Saturday, July 4, 2009

Why Is Everyone Standing Around?

On Wednesday, July 1, that was the question? The Water Gap Woodturners welcomed back Peter Galbert, as our guest presenter for the evening. The meeting was attended by our usual quorum of 12 or so members, as many folks had scheduled vacations for the long holiday weekend. Steve Butler was sidelined with a bad case of Lyme's, reminding us all to check for ticks after you get back home. We wish for his speedy recovery.

The business portion of the meeting was quick with one major announcement. Wil invited members to a "cutting party" in Hamburg, NJ on Friday AM and several of us went there to load our trucks with free cherry, cedar and mulberry. There were lots of prizes that we hope to see at future show and tells.
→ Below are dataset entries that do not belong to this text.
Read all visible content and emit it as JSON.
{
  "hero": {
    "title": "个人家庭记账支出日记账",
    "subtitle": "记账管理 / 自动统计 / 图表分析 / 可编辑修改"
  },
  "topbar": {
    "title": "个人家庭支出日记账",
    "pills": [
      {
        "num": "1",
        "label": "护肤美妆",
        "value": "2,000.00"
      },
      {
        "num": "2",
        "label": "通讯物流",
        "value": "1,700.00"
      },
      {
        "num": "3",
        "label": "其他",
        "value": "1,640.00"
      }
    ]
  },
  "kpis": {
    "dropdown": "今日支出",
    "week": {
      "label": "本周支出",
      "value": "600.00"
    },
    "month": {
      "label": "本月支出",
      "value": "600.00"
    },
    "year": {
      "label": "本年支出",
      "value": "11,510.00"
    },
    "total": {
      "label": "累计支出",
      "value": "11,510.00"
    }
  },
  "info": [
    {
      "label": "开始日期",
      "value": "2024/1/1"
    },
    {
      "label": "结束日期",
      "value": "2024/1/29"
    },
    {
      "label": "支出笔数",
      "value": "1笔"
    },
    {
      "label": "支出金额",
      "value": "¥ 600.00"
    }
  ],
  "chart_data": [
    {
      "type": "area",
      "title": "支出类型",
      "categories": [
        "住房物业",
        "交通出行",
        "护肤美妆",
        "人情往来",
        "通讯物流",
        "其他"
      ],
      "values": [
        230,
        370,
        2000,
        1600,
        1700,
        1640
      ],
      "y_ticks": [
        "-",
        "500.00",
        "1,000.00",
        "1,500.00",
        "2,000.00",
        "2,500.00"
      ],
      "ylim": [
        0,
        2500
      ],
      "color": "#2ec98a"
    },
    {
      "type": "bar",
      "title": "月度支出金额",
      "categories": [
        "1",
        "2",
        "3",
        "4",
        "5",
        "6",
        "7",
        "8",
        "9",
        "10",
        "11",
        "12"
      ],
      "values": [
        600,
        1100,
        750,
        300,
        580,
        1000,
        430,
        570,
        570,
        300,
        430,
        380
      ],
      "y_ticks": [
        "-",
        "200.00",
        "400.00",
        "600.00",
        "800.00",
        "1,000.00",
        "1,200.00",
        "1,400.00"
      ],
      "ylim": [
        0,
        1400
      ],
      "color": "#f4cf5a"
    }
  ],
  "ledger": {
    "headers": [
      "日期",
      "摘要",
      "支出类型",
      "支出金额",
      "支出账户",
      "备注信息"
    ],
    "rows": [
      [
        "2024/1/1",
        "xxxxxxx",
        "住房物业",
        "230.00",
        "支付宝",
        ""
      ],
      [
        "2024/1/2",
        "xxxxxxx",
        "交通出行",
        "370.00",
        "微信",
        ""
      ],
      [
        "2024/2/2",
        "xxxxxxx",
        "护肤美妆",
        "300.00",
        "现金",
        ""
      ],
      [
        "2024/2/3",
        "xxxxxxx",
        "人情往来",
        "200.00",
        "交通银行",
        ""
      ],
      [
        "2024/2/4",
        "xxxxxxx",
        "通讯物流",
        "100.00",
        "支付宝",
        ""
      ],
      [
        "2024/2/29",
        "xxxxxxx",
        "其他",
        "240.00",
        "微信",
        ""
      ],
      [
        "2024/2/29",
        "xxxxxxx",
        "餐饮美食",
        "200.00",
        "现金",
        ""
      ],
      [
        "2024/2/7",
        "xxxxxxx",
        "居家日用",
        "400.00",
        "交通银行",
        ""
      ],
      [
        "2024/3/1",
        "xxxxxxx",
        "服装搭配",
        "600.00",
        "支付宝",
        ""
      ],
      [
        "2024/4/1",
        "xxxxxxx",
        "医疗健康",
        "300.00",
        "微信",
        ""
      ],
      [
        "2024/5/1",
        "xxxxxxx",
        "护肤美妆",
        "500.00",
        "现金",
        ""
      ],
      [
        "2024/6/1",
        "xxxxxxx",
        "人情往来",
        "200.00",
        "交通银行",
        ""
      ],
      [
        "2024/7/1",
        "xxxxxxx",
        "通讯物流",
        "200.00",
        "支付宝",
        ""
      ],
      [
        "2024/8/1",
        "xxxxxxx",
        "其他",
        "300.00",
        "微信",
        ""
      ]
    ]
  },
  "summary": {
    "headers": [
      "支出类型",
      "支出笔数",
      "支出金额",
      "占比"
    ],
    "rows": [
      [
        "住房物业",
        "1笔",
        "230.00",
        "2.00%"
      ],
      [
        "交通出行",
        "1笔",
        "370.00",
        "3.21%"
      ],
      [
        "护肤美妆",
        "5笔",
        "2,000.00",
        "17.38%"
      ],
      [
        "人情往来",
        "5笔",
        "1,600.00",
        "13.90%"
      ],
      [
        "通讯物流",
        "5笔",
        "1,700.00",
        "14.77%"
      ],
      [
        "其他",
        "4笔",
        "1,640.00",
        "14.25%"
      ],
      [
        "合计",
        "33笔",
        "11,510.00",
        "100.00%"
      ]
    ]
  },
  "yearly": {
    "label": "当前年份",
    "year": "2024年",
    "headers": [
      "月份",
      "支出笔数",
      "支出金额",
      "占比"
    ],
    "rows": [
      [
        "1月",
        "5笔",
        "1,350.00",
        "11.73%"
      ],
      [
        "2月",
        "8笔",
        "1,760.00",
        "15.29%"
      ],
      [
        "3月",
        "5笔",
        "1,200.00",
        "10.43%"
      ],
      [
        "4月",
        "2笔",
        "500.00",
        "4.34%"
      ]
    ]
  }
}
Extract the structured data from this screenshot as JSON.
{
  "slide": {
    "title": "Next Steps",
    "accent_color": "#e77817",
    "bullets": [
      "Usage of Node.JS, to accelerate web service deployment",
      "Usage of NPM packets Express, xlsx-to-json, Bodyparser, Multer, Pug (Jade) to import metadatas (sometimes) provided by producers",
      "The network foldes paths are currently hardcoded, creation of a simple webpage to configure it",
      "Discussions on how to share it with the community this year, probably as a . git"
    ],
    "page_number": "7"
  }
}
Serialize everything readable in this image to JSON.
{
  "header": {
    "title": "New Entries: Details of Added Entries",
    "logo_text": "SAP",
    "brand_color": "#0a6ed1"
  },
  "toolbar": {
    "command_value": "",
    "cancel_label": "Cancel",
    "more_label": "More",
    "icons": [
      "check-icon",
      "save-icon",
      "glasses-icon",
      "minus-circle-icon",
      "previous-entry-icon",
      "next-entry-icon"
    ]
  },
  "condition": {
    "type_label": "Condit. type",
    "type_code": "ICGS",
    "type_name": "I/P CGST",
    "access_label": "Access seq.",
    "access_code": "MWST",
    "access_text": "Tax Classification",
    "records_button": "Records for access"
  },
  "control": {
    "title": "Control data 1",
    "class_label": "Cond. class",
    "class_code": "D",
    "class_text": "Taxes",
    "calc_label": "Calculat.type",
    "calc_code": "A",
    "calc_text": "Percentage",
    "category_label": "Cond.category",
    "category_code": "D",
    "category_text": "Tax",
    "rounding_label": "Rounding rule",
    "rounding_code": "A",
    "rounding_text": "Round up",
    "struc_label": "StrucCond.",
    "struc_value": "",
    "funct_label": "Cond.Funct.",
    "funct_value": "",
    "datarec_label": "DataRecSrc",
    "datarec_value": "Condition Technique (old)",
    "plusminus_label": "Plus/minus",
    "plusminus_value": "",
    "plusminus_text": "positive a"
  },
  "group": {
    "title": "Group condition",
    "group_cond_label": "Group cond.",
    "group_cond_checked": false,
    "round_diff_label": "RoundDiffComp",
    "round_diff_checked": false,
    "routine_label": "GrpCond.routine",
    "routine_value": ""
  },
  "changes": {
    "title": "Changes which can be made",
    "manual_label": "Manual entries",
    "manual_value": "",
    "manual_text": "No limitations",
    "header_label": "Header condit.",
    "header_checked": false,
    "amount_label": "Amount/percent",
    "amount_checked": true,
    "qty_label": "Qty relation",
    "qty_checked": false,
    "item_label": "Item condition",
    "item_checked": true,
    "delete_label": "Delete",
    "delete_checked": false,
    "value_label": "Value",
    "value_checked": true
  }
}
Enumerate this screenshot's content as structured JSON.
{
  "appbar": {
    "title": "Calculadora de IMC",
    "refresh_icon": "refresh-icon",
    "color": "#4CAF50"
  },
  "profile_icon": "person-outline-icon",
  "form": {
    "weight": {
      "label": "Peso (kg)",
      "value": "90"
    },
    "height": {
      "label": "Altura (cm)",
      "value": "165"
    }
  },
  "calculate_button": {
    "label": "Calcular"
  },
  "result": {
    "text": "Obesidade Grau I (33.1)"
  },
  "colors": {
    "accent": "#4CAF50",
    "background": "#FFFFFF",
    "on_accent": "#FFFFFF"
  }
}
The Show and Tell had some very interesting work from the membership, and unfortunately, some pretty poor photography to go with it. There were Wil's natural edge pieces, and some pyrography pieces by Tony. Ed brought a hollow vessel that had been made in two pieces, and defied anyone to find a glue line. There was also a Longworth chuck which was made by a member who's name I can't recall (note, will edit it in when someone tells me!) Keep bringing your work to the meetings- as you can see, it's great for getting ideas and giving them too!

Our main topic for the night was Peter Galbert, a well know chair maker from NY State. Peter began his presentation by talking a little bit about the history of the Windsor and what attracted him to making them. Much of the work is done without the use of electrons with very simple hand tools. Peter opened up his tool box to show us some tapered reamers and "tools of the trade".

The presentation went from being somewhat theoretical to practical pretty quickly. Peter's got about 200 chairs to his credit, so he's worked out a bunch of the kinks and how-to's to be able to figure out how to get things done.

One of the things that needs to be done on every chair is you need to turn 4 legs. I suppose that's a good thing when you are talking to a woodturning group, since it peaks everyone's interest to watch the shavings fly!

Peter spent some time discussing layouts and his methods for "getting it right". When you need 4 legs to looks basically the same, it's important to do the same things well over and over, so Peter always works with the same process doing the steps in the same order. It's very interesting to watch a spindle turner who has probably worked on 800 of the "same parts" to see how effiiciently they work, and before we knew it, Peter has made a pretty sweet leg from a billet of maple.

From there, we shifted gears to assembling a complex arm without measuring and without any complex math. It looked like smke and mirrors, and if you were present, you know that's at least half true :-)

Peter's method for assembly was largely based upon his experience in 200+ chairs and knowing how they fit together. His use of tapered tenons and stepped tenons is very simple to comprehend, and he made it look very easy to replicate. If you've ever tried building something, you know that the truth is it's somewhere between voodoo and a Rubik's Cube, with a touch of juggling thrown in to boot! The arm assembly demonstration was very interesting to watch how each operation dictated the layout for the next operation. In about 30 minutes, Peter had mocked up the entire arm assembly used in his rocking chair below.

In the end, Peter displayed a couple of the techniques he uses in his workshops on building a Windsor chair. The techniques, like so many other things in woodturning, were shared openly and freely with the membership. It is probably our greatest resource- knowledge, and the willingness to share it- that keeps woodturning moving forward at the
breakneck pace it is!

Until the next time, keep the pointy side of the gouge in the wood and the round part in your hands...